■ **Task**: Carry over every entry exactly as written, though not the pictures it contains.

■ **Source material**:

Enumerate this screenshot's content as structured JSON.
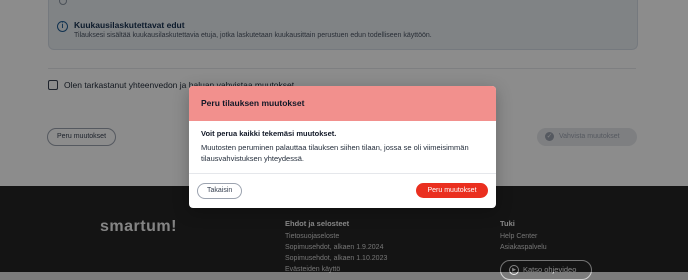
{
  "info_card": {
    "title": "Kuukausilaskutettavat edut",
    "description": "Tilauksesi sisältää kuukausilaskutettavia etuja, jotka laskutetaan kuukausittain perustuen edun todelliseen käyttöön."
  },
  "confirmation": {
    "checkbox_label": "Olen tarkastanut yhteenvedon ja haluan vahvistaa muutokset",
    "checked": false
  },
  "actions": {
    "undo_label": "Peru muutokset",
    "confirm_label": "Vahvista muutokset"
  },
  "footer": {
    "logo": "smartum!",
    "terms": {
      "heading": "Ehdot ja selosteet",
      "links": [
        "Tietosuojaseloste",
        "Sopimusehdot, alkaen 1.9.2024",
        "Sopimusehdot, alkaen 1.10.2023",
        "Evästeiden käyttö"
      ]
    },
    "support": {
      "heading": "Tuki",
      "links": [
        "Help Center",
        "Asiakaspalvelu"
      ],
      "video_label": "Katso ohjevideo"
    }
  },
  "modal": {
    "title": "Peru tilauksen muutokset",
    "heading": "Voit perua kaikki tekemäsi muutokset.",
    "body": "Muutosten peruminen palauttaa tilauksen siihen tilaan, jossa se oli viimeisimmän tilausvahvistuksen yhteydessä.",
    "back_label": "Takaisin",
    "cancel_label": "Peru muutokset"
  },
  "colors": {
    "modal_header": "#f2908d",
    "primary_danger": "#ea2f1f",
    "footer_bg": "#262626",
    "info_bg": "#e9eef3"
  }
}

■ **The answer**:
Enumerate this screenshot's content as structured JSON.
{
  "info_card": {
    "title": "Kuukausilaskutettavat edut",
    "description": "Tilauksesi sisältää kuukausilaskutettavia etuja, jotka laskutetaan kuukausittain perustuen edun todelliseen käyttöön."
  },
  "confirmation": {
    "checkbox_label": "Olen tarkastanut yhteenvedon ja haluan vahvistaa muutokset",
    "checked": false
  },
  "actions": {
    "undo_label": "Peru muutokset",
    "confirm_label": "Vahvista muutokset"
  },
  "footer": {
    "logo": "smartum!",
    "terms": {
      "heading": "Ehdot ja selosteet",
      "links": [
        "Tietosuojaseloste",
        "Sopimusehdot, alkaen 1.9.2024",
        "Sopimusehdot, alkaen 1.10.2023",
        "Evästeiden käyttö"
      ]
    },
    "support": {
      "heading": "Tuki",
      "links": [
        "Help Center",
        "Asiakaspalvelu"
      ],
      "video_label": "Katso ohjevideo"
    }
  },
  "modal": {
    "title": "Peru tilauksen muutokset",
    "heading": "Voit perua kaikki tekemäsi muutokset.",
    "body": "Muutosten peruminen palauttaa tilauksen siihen tilaan, jossa se oli viimeisimmän tilausvahvistuksen yhteydessä.",
    "back_label": "Takaisin",
    "cancel_label": "Peru muutokset"
  },
  "colors": {
    "modal_header": "#f2908d",
    "primary_danger": "#ea2f1f",
    "footer_bg": "#262626",
    "info_bg": "#e9eef3"
  }
}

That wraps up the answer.